Who's who at Pusey House
The Steward (Karen Westhaver)
Secretary of the Friends
Ann Chippindale was born in Accrington, Lancashire. She moved south to read Chemistry at New College Oxford remaining there until 1998, first as a doctoral student and then Research Fellow. Her research interests lie in solid-state inorganic chemistry and crystallography. Ann is Secretary to the Friends of Pusey House and a Vice President of the Society for the Maintenance of the Faith. When not addressing envelopes and washing up at Pusey, she is tutor in Inorganic Chemistry at Worcester and Pembroke Colleges in Oxford and Reader in Solid-State Chemistry at the University of Reading.
James Roberts joined Pusey House in September 2016. James was born and raised in rural Herefordshire but, before coming to Pusey, was working in Belgium as a pastoral assistant to the Anglican chaplaincy in Ghent. This followed his studies at the University of St Andrews, where he read theology and developed an interest in modern theology. James is exploring vocation in the Church of England and he is looking forward to immersing himself in the liturgical tradition of Pusey House over the coming year.

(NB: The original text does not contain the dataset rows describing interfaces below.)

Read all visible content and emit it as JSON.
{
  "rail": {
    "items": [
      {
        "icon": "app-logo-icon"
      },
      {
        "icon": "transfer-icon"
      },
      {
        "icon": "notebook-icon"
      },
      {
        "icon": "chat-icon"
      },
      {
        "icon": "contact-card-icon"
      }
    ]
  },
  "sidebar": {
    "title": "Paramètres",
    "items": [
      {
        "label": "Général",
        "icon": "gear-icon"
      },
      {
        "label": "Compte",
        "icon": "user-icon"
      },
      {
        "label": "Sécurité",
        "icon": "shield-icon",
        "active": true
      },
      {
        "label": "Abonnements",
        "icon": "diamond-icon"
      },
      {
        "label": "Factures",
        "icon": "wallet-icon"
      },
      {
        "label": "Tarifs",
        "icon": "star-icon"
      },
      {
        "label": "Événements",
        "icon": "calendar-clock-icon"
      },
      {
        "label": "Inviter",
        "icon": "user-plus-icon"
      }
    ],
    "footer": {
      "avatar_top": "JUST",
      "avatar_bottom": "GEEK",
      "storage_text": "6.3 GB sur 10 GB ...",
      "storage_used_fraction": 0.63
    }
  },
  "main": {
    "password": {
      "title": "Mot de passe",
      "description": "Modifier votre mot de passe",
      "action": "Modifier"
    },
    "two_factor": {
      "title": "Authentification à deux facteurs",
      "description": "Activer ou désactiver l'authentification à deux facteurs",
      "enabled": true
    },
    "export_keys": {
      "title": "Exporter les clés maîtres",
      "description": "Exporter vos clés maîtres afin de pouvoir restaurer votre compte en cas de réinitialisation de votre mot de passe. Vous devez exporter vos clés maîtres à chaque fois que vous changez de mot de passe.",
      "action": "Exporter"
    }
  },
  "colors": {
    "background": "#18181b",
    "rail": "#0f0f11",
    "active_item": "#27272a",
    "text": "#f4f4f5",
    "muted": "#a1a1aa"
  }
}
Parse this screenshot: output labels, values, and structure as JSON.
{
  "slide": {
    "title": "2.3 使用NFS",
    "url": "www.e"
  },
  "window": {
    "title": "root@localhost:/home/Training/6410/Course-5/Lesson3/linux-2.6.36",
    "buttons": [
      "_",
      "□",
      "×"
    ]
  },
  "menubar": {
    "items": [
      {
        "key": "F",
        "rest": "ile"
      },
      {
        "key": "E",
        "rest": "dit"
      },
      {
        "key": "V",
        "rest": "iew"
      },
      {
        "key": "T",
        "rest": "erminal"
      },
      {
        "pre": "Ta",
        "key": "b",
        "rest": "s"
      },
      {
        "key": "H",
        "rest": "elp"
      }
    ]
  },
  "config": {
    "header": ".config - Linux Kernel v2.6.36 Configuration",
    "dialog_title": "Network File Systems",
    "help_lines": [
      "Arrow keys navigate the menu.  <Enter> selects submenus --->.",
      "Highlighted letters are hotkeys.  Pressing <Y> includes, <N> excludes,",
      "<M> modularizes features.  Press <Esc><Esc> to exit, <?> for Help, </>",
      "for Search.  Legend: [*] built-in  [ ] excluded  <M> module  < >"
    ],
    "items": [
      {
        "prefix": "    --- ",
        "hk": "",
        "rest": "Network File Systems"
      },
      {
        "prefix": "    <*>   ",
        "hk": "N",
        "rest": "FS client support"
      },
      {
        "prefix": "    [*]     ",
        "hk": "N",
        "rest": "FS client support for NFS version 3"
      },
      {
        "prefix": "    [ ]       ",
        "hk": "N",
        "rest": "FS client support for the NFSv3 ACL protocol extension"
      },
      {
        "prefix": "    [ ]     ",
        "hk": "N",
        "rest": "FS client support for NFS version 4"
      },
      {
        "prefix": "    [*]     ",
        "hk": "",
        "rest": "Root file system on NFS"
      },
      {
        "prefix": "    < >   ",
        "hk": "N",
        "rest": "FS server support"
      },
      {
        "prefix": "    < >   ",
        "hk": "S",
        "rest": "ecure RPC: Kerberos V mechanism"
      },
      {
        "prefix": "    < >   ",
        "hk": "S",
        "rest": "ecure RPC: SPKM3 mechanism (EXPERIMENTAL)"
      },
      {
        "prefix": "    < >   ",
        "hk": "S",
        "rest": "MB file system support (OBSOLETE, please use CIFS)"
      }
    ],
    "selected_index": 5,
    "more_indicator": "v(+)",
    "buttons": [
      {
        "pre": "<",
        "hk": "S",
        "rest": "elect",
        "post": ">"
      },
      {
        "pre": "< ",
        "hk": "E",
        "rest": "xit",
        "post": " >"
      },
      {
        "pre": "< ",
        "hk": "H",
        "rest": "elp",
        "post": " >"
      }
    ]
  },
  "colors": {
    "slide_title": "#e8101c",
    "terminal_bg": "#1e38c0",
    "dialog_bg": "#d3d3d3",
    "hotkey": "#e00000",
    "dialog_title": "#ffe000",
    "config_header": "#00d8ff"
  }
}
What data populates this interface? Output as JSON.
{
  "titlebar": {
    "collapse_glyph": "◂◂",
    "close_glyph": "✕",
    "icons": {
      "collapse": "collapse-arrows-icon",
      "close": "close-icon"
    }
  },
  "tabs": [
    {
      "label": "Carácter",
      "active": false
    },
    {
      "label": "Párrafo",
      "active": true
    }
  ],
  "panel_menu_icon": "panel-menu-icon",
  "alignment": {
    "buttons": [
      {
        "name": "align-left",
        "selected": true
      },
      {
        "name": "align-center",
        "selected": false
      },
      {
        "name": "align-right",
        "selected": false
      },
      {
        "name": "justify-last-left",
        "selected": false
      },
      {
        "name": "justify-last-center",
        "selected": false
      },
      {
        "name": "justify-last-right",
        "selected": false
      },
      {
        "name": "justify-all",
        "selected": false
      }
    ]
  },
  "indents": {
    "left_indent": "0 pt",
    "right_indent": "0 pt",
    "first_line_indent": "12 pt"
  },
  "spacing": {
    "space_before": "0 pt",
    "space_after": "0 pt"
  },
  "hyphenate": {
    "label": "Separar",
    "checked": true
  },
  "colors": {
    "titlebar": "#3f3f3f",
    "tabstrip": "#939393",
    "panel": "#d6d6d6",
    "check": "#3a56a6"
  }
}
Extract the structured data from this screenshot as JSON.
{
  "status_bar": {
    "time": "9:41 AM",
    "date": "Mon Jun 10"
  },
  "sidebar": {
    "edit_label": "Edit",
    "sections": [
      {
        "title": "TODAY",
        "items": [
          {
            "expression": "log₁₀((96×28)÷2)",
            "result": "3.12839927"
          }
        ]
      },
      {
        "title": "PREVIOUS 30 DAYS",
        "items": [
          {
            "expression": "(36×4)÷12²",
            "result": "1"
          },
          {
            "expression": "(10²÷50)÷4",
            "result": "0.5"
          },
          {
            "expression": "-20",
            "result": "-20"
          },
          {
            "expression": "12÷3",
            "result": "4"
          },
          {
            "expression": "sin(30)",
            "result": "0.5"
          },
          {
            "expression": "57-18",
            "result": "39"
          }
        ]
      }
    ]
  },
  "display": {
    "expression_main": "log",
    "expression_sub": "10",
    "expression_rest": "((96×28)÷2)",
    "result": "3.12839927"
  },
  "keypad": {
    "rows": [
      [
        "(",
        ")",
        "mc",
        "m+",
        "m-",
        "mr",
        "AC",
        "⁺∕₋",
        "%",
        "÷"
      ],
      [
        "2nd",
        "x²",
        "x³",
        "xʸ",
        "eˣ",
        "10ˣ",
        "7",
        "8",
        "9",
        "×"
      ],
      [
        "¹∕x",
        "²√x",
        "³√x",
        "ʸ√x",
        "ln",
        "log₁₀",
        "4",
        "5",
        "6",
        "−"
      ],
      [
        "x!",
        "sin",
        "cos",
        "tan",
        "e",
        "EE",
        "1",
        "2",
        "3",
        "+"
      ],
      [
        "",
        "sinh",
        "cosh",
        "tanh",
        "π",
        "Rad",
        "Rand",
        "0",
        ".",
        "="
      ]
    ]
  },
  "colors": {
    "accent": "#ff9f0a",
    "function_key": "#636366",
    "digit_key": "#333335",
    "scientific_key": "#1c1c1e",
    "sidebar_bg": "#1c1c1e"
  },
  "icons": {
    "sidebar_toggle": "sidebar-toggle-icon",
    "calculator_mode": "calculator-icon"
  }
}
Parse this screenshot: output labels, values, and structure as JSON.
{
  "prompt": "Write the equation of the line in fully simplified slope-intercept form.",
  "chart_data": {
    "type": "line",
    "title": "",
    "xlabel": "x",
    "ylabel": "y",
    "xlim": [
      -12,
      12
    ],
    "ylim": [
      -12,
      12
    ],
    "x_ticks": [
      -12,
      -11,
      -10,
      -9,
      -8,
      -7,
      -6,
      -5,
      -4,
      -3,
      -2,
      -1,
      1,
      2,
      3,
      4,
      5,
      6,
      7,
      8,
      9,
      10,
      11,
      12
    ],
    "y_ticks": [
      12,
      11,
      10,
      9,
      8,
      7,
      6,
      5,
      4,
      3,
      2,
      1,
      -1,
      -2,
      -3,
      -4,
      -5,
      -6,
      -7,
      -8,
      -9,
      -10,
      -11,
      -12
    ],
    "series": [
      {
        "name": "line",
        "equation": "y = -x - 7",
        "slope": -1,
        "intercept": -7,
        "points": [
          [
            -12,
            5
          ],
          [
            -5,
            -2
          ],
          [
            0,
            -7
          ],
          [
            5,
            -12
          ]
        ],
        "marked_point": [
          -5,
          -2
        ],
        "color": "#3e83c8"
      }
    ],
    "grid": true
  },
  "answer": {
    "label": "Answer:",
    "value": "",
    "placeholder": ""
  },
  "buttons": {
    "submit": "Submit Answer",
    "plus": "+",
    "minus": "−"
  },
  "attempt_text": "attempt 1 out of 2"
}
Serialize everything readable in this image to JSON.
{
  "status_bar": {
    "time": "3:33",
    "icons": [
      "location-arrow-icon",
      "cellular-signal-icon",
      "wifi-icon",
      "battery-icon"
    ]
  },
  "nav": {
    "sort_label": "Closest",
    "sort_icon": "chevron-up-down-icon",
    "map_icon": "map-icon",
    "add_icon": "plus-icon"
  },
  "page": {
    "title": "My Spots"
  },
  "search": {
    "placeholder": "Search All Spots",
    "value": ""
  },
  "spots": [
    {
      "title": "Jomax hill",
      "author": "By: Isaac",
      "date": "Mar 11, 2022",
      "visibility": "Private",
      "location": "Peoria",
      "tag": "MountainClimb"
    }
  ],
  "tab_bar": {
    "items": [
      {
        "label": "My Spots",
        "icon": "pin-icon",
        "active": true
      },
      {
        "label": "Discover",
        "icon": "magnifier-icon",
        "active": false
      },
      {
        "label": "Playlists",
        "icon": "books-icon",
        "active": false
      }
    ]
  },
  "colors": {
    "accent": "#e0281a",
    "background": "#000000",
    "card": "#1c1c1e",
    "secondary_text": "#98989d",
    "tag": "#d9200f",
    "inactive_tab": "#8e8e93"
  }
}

Daniel Matore read for a BA in English at Homerton College, Cambridge from 2008-2011, where he won the Betha Wolferstan Rylands Prize, and graduated with a double first. He proceeded to complete his MPhil in Criticism and Culture at King’s College, Cambridge, specialising in the work of Gertrude Stein, Basil Bunting, and Ezra Pound. He worked at the École Normale Supérieure de Lyon between 2012 and 2013 as a lecteur d’anglais, where he supervised French undergraduates on a variety of modern British and American writers and gave classes on literary translation. Since 2013 he has been a doctoral student at New College, Oxford, where he is researching a thesis entitled ‘Experimental Typography in 20th-Century Poetry’ under the supervision of Dr Rebecca Beasley; he has also held various supervisory roles at several Oxford colleges. In 2015, he was awarded a Jean Nordell Fellowship by the Houghton Library, Harvard University in order to conduct three months of archival research. He is the Editor of the Cambridge Humanities Review, and articles on notation, recording, optics, and verse will be appearing in the journals Textual Practice and Modernism/modernity over the next couple of years. He is particularly interested in the intersection between theology and other branches of the humanities, the Oxford Movement, liturgical history, and the rhetoric of sermons.